## WHAT IS NEEDED
This task calls for copying every line in the data below that contains the word "strictly".

## RECORDS FOR THE TASK
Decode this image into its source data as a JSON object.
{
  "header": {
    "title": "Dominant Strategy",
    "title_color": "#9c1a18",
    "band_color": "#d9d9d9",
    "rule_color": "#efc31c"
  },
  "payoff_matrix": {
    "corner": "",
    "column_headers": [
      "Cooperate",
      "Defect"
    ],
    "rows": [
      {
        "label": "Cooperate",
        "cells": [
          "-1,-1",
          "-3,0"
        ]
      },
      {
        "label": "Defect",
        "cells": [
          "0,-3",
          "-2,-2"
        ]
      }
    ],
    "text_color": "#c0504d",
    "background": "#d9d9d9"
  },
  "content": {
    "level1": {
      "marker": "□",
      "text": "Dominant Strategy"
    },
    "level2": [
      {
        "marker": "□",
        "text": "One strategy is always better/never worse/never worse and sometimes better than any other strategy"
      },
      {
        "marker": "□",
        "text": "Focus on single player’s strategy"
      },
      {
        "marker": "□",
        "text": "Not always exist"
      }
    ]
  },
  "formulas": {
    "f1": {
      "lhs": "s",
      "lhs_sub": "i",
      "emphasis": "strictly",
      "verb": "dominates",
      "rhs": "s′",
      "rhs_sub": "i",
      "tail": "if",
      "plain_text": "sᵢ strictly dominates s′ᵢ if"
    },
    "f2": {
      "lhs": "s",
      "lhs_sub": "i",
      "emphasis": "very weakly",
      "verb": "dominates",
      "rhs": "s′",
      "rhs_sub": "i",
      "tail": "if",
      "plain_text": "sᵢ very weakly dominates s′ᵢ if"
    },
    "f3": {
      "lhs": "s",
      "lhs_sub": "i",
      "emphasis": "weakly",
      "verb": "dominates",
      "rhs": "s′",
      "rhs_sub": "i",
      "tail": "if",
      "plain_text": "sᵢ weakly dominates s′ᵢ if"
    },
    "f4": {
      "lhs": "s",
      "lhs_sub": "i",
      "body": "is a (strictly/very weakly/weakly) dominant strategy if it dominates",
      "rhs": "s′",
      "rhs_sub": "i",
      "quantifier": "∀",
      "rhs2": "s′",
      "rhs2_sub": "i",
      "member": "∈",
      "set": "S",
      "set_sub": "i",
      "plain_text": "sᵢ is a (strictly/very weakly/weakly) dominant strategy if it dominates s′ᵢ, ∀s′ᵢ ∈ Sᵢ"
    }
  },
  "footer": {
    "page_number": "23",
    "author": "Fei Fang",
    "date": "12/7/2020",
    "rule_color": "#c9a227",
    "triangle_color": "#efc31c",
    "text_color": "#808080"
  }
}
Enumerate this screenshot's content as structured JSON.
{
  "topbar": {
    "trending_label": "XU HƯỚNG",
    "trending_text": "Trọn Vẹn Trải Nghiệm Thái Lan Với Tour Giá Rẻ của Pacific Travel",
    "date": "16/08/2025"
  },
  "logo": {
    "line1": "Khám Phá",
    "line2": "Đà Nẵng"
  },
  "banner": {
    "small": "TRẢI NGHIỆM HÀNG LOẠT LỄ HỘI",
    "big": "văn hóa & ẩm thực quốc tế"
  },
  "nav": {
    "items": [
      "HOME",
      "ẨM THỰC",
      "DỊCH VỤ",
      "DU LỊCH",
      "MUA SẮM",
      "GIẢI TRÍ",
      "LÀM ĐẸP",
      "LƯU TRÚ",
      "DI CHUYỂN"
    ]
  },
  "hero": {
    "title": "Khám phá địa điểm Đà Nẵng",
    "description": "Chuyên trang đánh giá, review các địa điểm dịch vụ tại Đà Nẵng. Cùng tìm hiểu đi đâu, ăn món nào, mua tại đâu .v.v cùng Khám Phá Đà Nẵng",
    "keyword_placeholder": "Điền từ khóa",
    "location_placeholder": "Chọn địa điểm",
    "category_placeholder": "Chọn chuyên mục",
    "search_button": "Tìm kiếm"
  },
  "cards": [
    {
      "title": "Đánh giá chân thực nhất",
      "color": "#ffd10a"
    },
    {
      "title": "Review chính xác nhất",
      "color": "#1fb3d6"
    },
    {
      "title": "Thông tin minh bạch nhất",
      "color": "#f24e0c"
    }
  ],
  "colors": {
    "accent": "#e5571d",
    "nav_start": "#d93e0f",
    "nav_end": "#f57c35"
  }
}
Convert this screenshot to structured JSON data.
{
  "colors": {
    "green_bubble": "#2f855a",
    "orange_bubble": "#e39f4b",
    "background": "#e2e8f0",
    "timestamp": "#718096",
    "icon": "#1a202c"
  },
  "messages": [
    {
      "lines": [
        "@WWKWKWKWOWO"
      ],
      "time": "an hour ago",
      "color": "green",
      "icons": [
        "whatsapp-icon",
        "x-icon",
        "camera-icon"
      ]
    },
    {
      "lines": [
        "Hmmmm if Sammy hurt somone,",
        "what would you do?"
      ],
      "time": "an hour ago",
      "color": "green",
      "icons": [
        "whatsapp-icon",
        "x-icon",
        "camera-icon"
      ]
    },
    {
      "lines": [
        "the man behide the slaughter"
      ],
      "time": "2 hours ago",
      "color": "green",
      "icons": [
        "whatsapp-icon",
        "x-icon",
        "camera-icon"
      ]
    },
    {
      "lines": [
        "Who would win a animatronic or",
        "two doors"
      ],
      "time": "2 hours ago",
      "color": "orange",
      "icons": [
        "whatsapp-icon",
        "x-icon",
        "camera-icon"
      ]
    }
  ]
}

## EXERCISE OUTPUT
      "emphasis": "strictly",
      "plain_text": "sᵢ strictly dominates s′ᵢ if"
      "body": "is a (strictly/very weakly/weakly) dominant strategy if it dominates",
      "plain_text": "sᵢ is a (strictly/very weakly/weakly) dominant strategy if it dominates s′ᵢ, ∀s′ᵢ ∈ Sᵢ"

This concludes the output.